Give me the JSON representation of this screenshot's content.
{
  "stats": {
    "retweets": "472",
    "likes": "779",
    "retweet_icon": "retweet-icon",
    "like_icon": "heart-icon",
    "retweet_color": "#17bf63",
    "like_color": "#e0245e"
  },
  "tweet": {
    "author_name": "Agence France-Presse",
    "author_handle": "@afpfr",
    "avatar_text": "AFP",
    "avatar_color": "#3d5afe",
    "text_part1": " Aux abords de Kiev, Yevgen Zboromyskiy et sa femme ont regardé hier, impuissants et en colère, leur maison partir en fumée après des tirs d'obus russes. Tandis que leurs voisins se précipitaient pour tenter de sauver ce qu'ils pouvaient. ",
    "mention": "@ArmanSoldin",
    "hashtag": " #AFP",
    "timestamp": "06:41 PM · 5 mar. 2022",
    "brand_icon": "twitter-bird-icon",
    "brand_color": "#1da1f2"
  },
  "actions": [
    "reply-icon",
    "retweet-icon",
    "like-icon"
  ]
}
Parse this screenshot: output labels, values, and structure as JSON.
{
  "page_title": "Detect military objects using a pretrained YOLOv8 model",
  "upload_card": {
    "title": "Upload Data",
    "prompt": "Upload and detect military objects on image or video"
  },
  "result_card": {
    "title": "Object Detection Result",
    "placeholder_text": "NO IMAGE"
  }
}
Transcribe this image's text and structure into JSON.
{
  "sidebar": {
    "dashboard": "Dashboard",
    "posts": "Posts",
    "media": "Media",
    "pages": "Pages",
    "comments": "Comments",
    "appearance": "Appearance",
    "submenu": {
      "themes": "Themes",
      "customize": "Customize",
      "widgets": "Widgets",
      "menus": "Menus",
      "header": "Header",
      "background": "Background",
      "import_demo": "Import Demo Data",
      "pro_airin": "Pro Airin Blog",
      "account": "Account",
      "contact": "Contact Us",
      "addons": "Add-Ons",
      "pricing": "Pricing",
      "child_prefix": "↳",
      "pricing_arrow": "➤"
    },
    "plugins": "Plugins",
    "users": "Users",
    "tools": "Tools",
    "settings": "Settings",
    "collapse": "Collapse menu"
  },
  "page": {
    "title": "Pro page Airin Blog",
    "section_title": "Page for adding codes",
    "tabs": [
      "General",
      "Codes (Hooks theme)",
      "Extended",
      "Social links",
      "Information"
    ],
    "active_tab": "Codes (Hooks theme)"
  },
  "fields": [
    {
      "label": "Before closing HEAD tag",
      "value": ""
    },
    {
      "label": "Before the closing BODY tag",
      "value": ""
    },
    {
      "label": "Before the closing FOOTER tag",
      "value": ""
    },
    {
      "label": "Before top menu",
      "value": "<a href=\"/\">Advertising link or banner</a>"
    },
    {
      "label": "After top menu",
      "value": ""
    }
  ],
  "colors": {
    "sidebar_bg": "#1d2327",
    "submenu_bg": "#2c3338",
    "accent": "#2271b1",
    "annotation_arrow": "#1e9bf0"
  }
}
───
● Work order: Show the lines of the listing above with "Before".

● Task result:
      "label": "Before closing HEAD tag",
      "label": "Before the closing BODY tag",
      "label": "Before the closing FOOTER tag",
      "label": "Before top menu",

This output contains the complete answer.